Find To All the Boys I’ve Loved Before on Amazon or at your favorite local bookseller!
I’ve been wanting to read this for forever because of its adorable cover and because I’ve heard so many good things about Kasie West, but for some reason I just got around to it recently. It was so much more than I could have hoped for! Kasie West has sealed herself solidly onto my must-read list, which means I have more books to read!
In The Distance Between Us, Caymen is a girl taught to be weary of the wealthy – she helps her mom run the doll shop that they own and live above, and money is always tight. When Xander comes in to pick up a doll for his grandma, it doesn’t take Caymen long to recognize him as one of the wealthy elite and write him off. Xander doesn’t give up. He’s instantly taken with Caymen and just starts showing up all the time. Just as Caymen starts to recognize her own feelings for Xander, things get super complicated.
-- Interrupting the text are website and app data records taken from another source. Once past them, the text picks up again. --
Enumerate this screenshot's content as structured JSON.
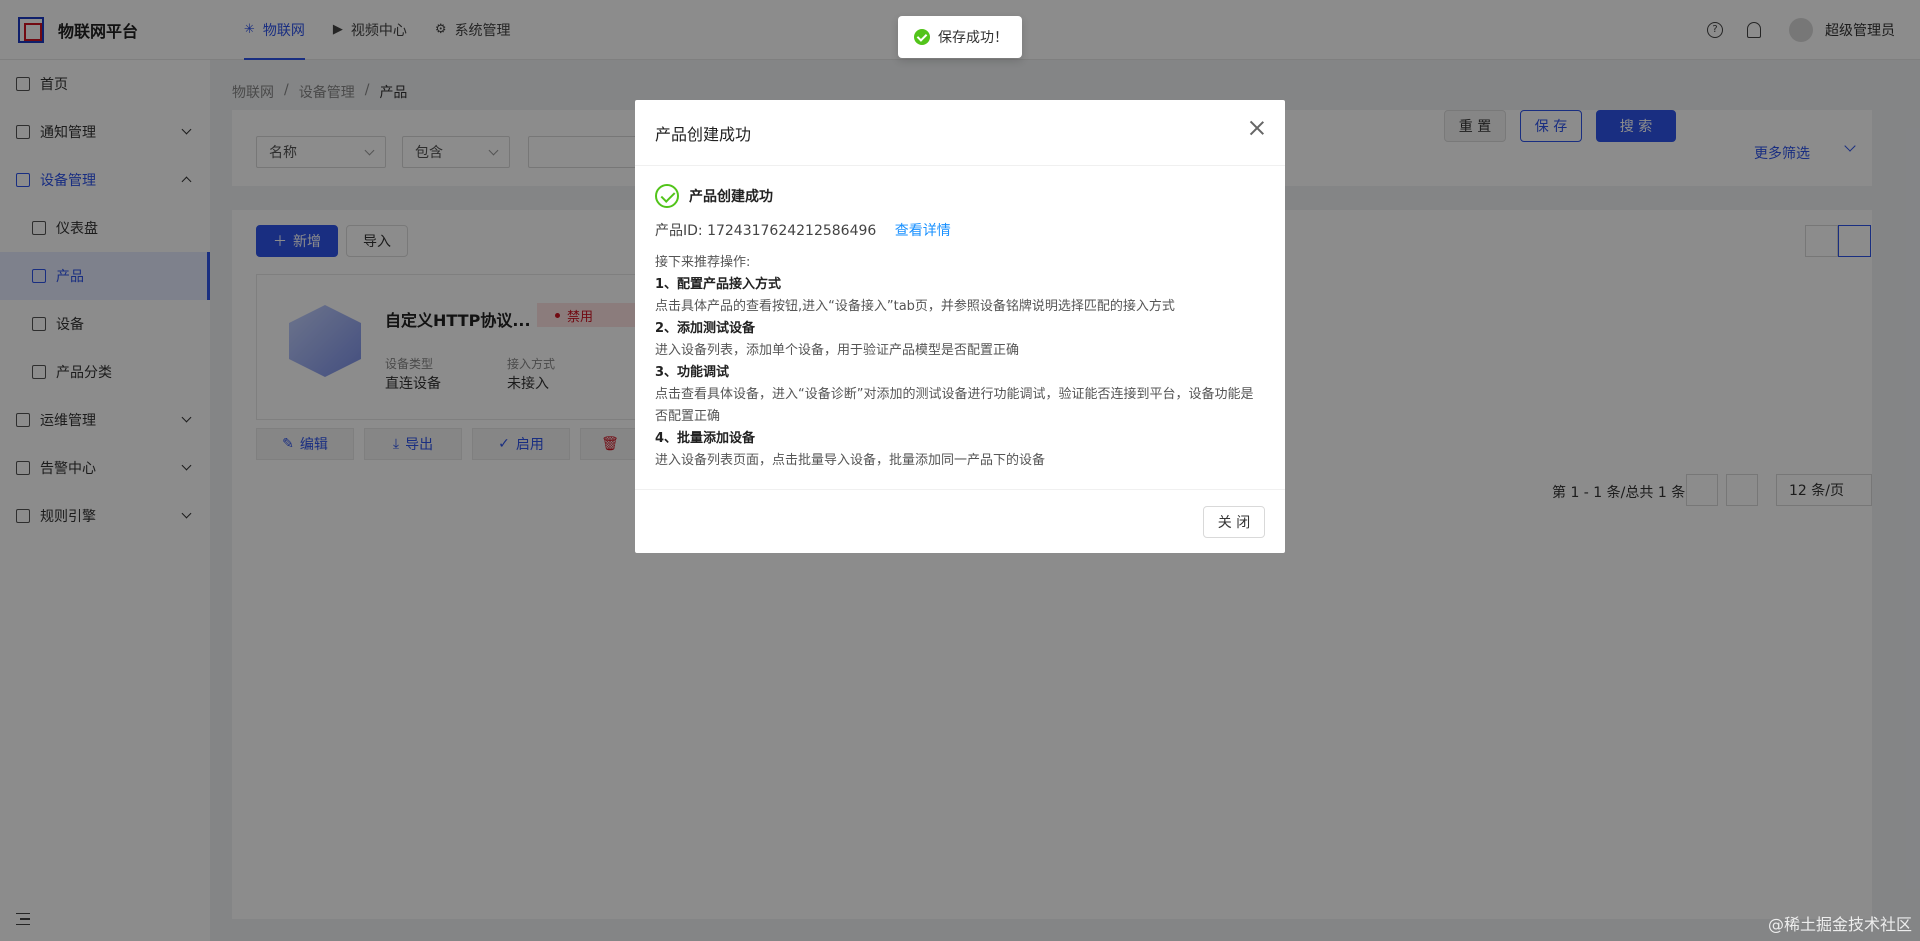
{
  "header": {
    "app_title": "物联网平台",
    "nav": [
      {
        "label": "物联网",
        "icon": "iot-icon"
      },
      {
        "label": "视频中心",
        "icon": "video-icon"
      },
      {
        "label": "系统管理",
        "icon": "settings-icon"
      }
    ],
    "username": "超级管理员"
  },
  "sidebar": {
    "items": [
      {
        "label": "首页"
      },
      {
        "label": "通知管理"
      },
      {
        "label": "设备管理"
      },
      {
        "label": "仪表盘"
      },
      {
        "label": "产品"
      },
      {
        "label": "设备"
      },
      {
        "label": "产品分类"
      },
      {
        "label": "运维管理"
      },
      {
        "label": "告警中心"
      },
      {
        "label": "规则引擎"
      }
    ]
  },
  "breadcrumb": [
    "物联网",
    "/",
    "设备管理",
    "/",
    "产品"
  ],
  "filter": {
    "field": "名称",
    "operator": "包含",
    "reset": "重 置",
    "save": "保 存",
    "search": "搜 索",
    "more": "更多筛选"
  },
  "list": {
    "add": "新增",
    "import": "导入",
    "card": {
      "name": "自定义HTTP协议...",
      "status": "禁用",
      "device_type_label": "设备类型",
      "device_type": "直连设备",
      "access_label": "接入方式",
      "access": "未接入"
    },
    "actions": {
      "edit": "编辑",
      "export": "导出",
      "enable": "启用"
    },
    "pagination": {
      "summary": "第 1 - 1 条/总共 1 条",
      "page_size": "12 条/页"
    }
  },
  "toast": {
    "text": "保存成功！"
  },
  "modal": {
    "title": "产品创建成功",
    "success_title": "产品创建成功",
    "id_text": "产品ID: 1724317624212586496",
    "detail_link": "查看详情",
    "intro": "接下来推荐操作:",
    "steps": [
      {
        "title": "1、配置产品接入方式",
        "desc": "点击具体产品的查看按钮,进入“设备接入”tab页，并参照设备铭牌说明选择匹配的接入方式"
      },
      {
        "title": "2、添加测试设备",
        "desc": "进入设备列表，添加单个设备，用于验证产品模型是否配置正确"
      },
      {
        "title": "3、功能调试",
        "desc": "点击查看具体设备，进入“设备诊断”对添加的测试设备进行功能调试，验证能否连接到平台，设备功能是否配置正确"
      },
      {
        "title": "4、批量添加设备",
        "desc": "进入设备列表页面，点击批量导入设备，批量添加同一产品下的设备"
      }
    ],
    "close": "关 闭"
  },
  "watermark": "@稀土掘金技术社区"
}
This story is a sweet realistic fairytale of a romance mixed with some intriguing family drama that ultimately ends beautifully. I can’t wait to read everything else Kasie has already published, and I’m looking forward to her future works as well.
Mostly I want to say that Some Boys handles the topic of rape with intelligence and great storytelling, which is so often the most effective way to teach on such a sensitive subject. In the vein of Laurie Halse Anderson’s Speak, Some Boys tackles the difficult issues of rape, bullying, slut shaming, etc. which are all incredibly important topics for teens (and parents, teachers, and more) to be aware of and discuss openly.
I was troubled, though, by how teachers and school administration were portrayed in this. I am a teacher. I have worked in several schools and with plenty of different types of teachers so far in my career. I can’t speak for all schools, obviously, and it saddens me to know that there probably are some teachers and administrators who would choose to look the other way rather than get involved, but I can say with certainty that it’s not the norm. Teachers teach because they care. Administrators too. In that way, I felt like that aspect of this book was unfairly represented. There would have been more than just the Coach who tried to help, and it would have been before he finally actually stepped in. Also, schools do have the ability to intervene and discipline students based on social media harassment when it impacts what’s happening at school, as this obviously does. Grace may not have felt like there were caring adults around her, but I want to urge all of my teenage readers to seek out help at school – we’re there because we want to help, not to shame you.
All of that aside, I do think there’s a valuable message here, and I’d encourage high school girls, especially, and parents of teenagers to read it. And, I think the most valuable lesson here is to urge students and parents to communicate with authorities, whether police or school based, when they know minors are being harassed. Most of the adults in this earn a giant F from me in how they handled Grace’s situation.
Grace’s story is immediately compelling and engrossing, and ultimately is a sweet story of healing and love. Find it here on Amazon.